One thing when it comes to its performance though is the fact that it’s quite loud when performing intensive tasks. Fans seem to whirl up in a big way. I couldn’t go as far as saying there’s any kind of coil whine, but it is certainly on par with some larger desktops rocking several case fans. If you’re in a quiet public library playing a game of Overwatch, people are going to know about it.
With a 75WHr battery life inside, you’re probably looking at around half a working day with heavy use. I’m talking video editing sessions or long Netflix binges. However, if you’re a word processor and web browsing type user, then you could probably stretch that to around six to seven hours.
Luckily enough the charger supplied is relatively small and light so carrying that in a pocket in your laptop bag shouldn’t be a problem at all.
Should you Buy?
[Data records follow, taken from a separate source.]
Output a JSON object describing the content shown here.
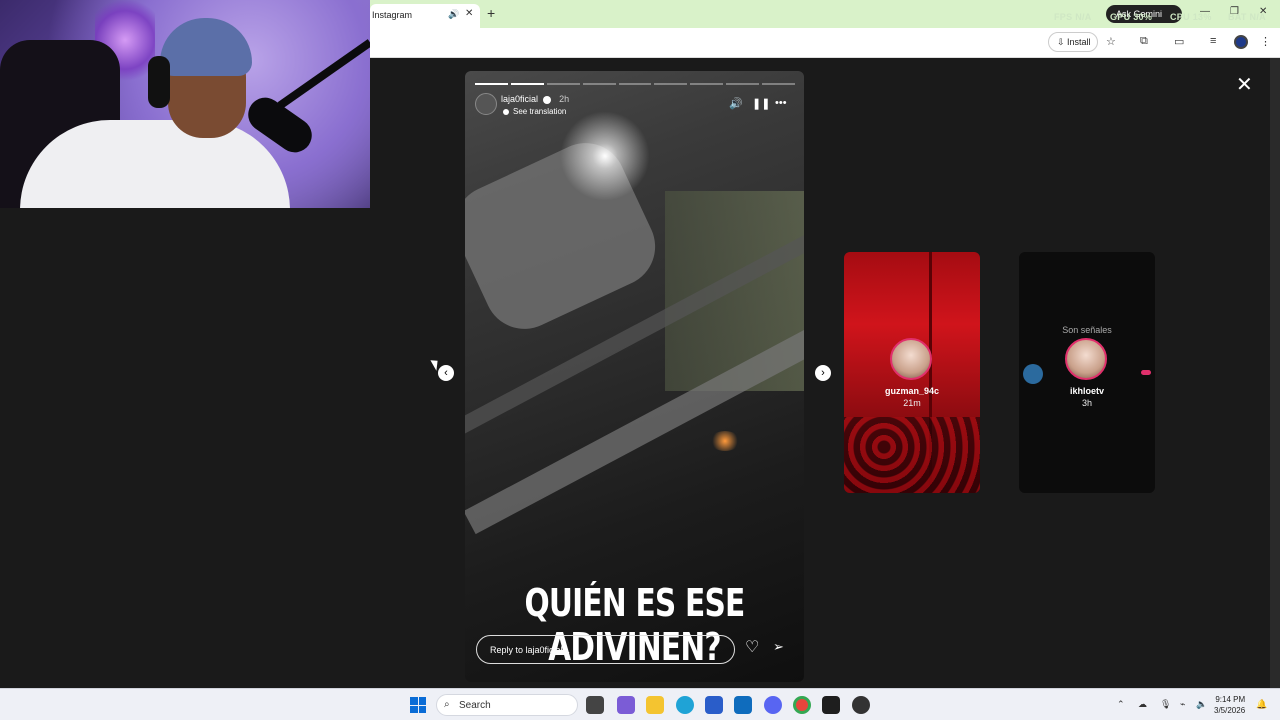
{
  "browser": {
    "tab_title": "Instagram",
    "tab_audio_icon": "speaker-icon",
    "tab_close": "✕",
    "new_tab": "+",
    "gemini_label": "Ask Gemini",
    "overlay_stats": [
      "FPS N/A",
      "GPU 30%",
      "CPU 13%",
      "BAT N/A"
    ],
    "install_label": "Install",
    "window_controls": [
      "—",
      "❐",
      "✕"
    ]
  },
  "story": {
    "username": "laja0ficial",
    "time": "2h",
    "translate_label": "See translation",
    "caption": "QUIÉN ES ESE ADIVINEN?",
    "reply_placeholder": "Reply to laja0ficial...",
    "progress_segments_total": 9,
    "progress_segments_done": 2
  },
  "previews": [
    {
      "username": "guzman_94c",
      "time": "21m"
    },
    {
      "username": "ikhloetv",
      "time": "3h",
      "text": "Son señales"
    }
  ],
  "taskbar": {
    "search_placeholder": "Search",
    "time": "9:14 PM",
    "date": "3/5/2026"
  },
  "colors": {
    "tab_strip": "#d9f2c9",
    "ig_background": "#1a1a1a",
    "story_ring": "#e1306c",
    "windows_blue": "#0a6cd6"
  }
}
The Dell XPS 15 9575 is a pretty solid all around laptop. It’s got great design, superb performance and if you’re a creative, it can run just about everything you could throw at it relatively well. However, the battery life is a little sub par so be prepared to carry a charger. If you’re more traditional and want to shy away from the 2-in-1 design, there is an original XPS model you can check out too. If you do require more information, then check out the Dell UK website.